Dec. 6, 2023
Be part of the change on National Day of Remembrance and Action on Violence Against Women
Every year on Dec. 6, the University of Calgary observes the National Day of Remembrance and Action on Violence Against Women. The observance, now in its 34th year, commemorates the anniversary of the murder of 14 women (and injury of 10) in a brutal act of anti-feminist violence at the École Polytechnique in Montreal in 1989. Known as the Montreal Massacre, it is a tragic event in Canadian history. The victims on that day were university students and staff.
Since gender-based violence is still so prevalent, the National Day of Remembrance and Action on Violence Against Women continues to be dedicated to raising awareness and inspiring advocacy. In Canada and around the world, women, girls and 2SLGBTQI+ individuals face unacceptable violence and discrimination. Reports of domestic violence especially increased during the Covid-19 pandemic due to lockdown, and discrimination against women of colour and transgender women continues to be a problem. Additionally, the day serves to bring attention to the multiple missing and murdered Indigenous women and girls.
The memorial ceremony
To honour the women who lost their lives on Dec. 6, 1989, as well as to emphasize the importance of acknowledging and fighting against gender-based violence, UCalgary held an annual ceremony on Dec. 6.
The ceremony was held in the Engineering Main Atrium (ENG 122). A livestream of the ceremony was also available for those who are unable to attend in person.
This year, it opened with a prayer by Elder Kerrie Moore, and featured two speakers: Dr. Kiara Mikita, PhD, sexual violence educator with the Cumming School of Medicine and Alberta Health Services, and Verity Turpin, vice-provost (student experience). Students from the School of Creative and Performing Arts provided music: Sora Kim and Isaac Willocks on violin, as well as Ruth Yang on vocals.
Mikita offered some thoughts ahead of her keynote: "Combating gender-based violence means preventing it in how we talk with young people about gender, in the way we teach them, and as they learn about, gender and sexuality. This sometimes requires that we pause and consider the messages and ideas that have informed our own thinking.
"All of this works toward shifting and unsettling foundations of gender-based violence that can often evolve from long-held, unchallenged, problematic beliefs.”
The Women’s Resource Centre hosted candle making, another annual UCalgary tradition.
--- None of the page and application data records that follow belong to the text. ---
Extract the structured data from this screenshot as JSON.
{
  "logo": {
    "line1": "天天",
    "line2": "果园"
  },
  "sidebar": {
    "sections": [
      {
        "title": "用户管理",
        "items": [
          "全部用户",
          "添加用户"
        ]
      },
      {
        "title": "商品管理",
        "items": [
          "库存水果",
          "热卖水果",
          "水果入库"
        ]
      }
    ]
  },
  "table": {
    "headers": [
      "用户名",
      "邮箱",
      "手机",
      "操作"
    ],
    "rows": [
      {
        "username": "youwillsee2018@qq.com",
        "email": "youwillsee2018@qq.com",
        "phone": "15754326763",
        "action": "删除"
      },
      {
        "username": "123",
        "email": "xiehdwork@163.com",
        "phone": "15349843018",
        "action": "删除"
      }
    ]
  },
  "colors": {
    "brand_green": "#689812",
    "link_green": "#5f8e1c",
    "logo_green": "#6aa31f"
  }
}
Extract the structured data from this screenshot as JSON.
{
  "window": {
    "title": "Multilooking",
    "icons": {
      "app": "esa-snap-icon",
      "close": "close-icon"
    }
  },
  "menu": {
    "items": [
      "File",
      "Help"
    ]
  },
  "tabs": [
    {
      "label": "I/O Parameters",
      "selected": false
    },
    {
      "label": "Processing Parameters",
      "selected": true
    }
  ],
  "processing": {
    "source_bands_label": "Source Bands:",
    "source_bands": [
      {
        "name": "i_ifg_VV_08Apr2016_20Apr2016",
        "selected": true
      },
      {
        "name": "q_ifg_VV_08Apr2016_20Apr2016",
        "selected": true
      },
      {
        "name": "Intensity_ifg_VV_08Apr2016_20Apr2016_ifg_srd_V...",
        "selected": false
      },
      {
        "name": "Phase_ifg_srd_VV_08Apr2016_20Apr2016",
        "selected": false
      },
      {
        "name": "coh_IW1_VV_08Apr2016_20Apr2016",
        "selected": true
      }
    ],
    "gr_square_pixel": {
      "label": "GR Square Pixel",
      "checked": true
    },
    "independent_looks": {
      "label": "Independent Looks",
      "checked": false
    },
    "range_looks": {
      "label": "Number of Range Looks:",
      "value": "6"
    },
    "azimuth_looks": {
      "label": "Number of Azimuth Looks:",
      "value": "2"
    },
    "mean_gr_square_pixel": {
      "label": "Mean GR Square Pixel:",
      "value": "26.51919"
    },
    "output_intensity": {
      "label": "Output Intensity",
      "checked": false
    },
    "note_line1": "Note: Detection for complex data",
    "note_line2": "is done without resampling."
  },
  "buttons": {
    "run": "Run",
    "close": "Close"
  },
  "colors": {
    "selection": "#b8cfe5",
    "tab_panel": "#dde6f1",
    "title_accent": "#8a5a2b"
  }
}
The origin of this tradition began in 1987 by the Canadian Voice of Women as a means of spreading the message of peace.
Candles hand-made by university students will also be sold at tables in various spots on campus during the 16 Days of Activism between the International Day of Violence Against Women (Nov. 25) and International Human Rights Day (Dec. 10). They are made entirely out of beeswax and are sold for $4 each or $8 a pair in the following colours: burgundy, evergreen, purple, and natural.
With these events, UCalgary aims to empower and amplify the voices of its female students; promote inclusivity and equal opportunity for all; and create a space in which women feel comfortable talking about gender-based violence and advocating for its end.